Women are mystifying to men. Freud once suggested that women appear peculiar to men because they look like men that have been castrated. That argument is a bit of an exaggeration, however, certain men struggle when they must converse and interact with women. What Freud touches on in his theories though, is the idea that after some traumatic incident certain individuals lack the ability to partake in “normal” relationships with friends and sexual partners in society. Both the film Her and the short story “Sandman”, written by Hoffman, explore the struggles of 2 men and their relationships with “uncanny” women and their disassociation from society.
While Theodore, the leading man character in Her, and Nathaneal, the main character in “Sandman”, share attractions for women that are not human, there are significant reasons as to why they are not attracted to real women. In Theodore’s case, he had recently been dumped by his wife. In Nathaneal’s case, Nathaneal witness the death of his father at the hands of a notorious man. Both of these instances paralyzed Theodore and Nathaneal with overwhelming fear. Fear holds back Theodore and Nathaneal from having healthy relationships in society. Relationships require trusting a stranger and becoming committed to that individual, with the possibility of being abandoned and broken by the person that had become so involved with. For Nathaneal and Theodore, their fear and knowledge of the consequences from the fallout of a relationship keep them wary of human relationships. Instead both men find comfort and feasibility in connections with non-human human, which the men naively believe they will not be hurt.
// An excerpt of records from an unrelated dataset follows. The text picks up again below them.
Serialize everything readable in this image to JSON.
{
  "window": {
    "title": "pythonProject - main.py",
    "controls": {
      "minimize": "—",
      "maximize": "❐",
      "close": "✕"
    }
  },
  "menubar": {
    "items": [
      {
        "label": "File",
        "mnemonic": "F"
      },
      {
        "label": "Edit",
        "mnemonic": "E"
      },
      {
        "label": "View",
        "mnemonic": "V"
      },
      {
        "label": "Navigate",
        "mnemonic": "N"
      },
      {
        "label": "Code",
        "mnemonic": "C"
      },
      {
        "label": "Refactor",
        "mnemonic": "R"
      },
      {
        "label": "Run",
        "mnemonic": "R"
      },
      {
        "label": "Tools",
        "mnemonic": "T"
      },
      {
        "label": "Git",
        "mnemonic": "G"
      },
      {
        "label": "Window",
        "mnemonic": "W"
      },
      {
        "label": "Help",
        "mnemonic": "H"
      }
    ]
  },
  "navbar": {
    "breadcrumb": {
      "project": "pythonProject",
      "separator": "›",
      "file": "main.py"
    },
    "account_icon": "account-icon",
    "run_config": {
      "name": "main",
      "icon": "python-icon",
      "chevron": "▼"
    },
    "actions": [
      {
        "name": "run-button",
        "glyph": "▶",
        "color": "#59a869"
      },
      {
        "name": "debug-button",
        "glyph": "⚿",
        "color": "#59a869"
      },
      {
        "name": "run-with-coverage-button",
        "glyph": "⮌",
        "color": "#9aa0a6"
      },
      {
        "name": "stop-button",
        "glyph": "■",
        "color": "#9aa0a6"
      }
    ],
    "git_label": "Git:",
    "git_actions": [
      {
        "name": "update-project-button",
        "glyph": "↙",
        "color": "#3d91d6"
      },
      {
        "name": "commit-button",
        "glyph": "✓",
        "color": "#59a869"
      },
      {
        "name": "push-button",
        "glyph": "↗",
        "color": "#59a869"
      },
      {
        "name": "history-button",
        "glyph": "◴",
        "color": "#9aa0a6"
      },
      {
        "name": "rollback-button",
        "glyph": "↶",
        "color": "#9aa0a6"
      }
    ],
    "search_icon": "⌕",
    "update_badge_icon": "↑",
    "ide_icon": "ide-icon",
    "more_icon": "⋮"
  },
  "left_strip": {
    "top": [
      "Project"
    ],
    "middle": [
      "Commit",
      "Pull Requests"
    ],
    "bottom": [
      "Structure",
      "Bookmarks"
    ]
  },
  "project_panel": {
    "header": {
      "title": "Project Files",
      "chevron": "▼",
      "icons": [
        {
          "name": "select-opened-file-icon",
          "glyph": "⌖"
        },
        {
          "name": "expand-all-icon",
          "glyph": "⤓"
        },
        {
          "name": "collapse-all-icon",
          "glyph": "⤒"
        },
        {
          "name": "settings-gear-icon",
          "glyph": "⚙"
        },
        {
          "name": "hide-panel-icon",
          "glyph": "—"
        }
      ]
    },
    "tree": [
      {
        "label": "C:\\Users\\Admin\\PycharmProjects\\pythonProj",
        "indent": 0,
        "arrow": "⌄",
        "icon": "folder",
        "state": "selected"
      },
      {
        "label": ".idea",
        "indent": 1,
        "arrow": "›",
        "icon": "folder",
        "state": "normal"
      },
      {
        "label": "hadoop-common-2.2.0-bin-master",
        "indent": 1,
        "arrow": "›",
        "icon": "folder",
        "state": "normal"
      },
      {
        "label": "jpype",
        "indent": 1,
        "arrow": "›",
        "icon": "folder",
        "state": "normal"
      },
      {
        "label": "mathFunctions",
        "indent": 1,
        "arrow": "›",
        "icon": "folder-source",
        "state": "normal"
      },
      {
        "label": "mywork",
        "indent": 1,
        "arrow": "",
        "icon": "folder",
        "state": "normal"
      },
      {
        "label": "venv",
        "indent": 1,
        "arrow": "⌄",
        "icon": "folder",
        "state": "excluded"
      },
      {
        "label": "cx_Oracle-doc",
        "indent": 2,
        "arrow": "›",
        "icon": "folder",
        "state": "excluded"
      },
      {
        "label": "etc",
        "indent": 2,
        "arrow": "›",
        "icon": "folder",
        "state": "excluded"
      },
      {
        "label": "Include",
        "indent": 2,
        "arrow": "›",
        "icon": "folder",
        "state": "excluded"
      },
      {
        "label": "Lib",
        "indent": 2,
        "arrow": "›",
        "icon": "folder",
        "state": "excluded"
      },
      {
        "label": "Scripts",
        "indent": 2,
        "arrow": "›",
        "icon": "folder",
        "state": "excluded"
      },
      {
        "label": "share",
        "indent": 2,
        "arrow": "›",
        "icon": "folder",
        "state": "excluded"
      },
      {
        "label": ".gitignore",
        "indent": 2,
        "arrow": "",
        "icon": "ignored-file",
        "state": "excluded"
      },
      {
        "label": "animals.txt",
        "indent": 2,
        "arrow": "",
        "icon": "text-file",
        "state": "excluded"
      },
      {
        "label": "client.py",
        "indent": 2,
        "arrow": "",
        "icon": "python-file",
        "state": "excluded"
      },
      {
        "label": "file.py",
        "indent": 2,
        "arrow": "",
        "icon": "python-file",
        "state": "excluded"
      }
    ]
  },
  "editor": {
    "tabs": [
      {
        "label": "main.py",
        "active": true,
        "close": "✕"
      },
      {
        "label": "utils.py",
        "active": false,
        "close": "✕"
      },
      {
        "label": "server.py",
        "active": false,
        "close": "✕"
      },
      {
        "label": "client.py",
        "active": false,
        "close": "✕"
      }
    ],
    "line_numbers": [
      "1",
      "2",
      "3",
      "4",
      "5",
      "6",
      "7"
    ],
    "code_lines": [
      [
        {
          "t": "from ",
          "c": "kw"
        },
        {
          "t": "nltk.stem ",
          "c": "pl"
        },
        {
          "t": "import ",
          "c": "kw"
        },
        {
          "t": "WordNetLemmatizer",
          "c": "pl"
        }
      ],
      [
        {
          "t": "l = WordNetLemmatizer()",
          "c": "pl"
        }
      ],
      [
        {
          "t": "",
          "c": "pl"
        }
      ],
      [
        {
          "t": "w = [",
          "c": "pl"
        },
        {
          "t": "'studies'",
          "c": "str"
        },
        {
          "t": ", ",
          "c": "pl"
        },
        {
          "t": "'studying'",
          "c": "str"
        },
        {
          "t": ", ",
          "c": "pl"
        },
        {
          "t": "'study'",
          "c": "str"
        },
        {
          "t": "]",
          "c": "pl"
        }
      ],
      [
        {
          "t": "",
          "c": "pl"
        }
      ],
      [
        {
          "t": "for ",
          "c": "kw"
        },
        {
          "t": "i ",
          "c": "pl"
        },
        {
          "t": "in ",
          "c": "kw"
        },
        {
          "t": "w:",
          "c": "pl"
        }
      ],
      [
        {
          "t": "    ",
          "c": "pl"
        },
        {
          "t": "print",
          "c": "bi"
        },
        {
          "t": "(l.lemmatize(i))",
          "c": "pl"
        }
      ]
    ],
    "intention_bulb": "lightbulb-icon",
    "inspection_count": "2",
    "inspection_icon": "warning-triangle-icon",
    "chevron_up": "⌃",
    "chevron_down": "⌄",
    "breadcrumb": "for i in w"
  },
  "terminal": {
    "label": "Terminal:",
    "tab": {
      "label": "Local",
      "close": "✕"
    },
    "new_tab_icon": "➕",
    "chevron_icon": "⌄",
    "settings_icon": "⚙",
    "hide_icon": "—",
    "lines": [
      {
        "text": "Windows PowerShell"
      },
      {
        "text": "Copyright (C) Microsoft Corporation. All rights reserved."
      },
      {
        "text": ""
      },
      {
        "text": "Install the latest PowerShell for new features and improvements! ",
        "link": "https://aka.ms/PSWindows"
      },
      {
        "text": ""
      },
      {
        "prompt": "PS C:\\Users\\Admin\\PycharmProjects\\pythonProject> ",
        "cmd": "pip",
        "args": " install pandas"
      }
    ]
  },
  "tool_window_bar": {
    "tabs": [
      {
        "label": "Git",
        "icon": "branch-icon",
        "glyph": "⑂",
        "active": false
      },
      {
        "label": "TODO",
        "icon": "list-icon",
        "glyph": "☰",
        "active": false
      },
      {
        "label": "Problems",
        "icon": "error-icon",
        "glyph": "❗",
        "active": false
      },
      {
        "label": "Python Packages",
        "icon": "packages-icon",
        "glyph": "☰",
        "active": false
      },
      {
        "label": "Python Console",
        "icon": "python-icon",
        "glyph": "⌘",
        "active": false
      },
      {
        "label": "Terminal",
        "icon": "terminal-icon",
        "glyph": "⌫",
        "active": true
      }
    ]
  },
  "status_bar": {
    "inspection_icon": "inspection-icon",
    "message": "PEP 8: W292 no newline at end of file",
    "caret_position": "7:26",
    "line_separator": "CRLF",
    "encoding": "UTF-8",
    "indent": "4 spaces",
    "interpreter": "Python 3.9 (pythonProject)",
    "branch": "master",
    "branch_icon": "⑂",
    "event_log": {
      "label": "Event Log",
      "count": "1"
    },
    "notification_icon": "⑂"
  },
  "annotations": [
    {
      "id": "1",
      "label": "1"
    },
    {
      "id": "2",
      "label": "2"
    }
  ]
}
As well as being incapable of intimate sexual relationships with women, Theodore and Nathaneal becomes estranged from society and are unable function in social events. These men find greater comfort being solitary rather than amongst festivities. In the writings that both men develop, audiences can ascertain an examples of Theodore and Nathaneals’ social inequities. In Theodore’s profession he composes passionate personal letters for relatives and loved ones who themselves cannot or are too lazy to write. The fact that Theodore can write about and be so immersed in others’ relationships, but not form his own shows a heart wrenching fact. Theodore is capable of beautiful human emotion, but his overwhelming fear of intimate relationships does not allow him to reveals his talent to other humans. Nathaneal attempts to impress others with his writings, but actually does the opposite. His writings repel a woman his tries to court, and identified to a greater extent as peculiar. Theodore and Nathaneal are the embodied of the archetypal conflict of man versus society.
Even though Theodore and Nathaneal find normality and comfort with their “uncanny” women, these unnatural relationships serve nothing more than a delay to their awareness that they do not have a place in society. After comparing Theodore’s and Nathaneal’s misadventures, it is illuminating to see how impactful past events play in an individuals ability to function in society. Her and “Sandman” serve to explain that the inability to have intimate relationships and interact in society make individuals more vulnerable to unhealthy relationships that thrust them further away from connecting with humanity.
Her. Dir. Spike Jonze. By Spike Jonze. Perf. Joaquin Phoenix and Scarlett Johansson. 2013. Film.
Hoffman. E.T.A. “The Sandman”. United Kingdom. Dodo Press. 2008. Print
Freud. Sigmund. “The Uncanny”. New York. Penguin Classics. 2003. Print.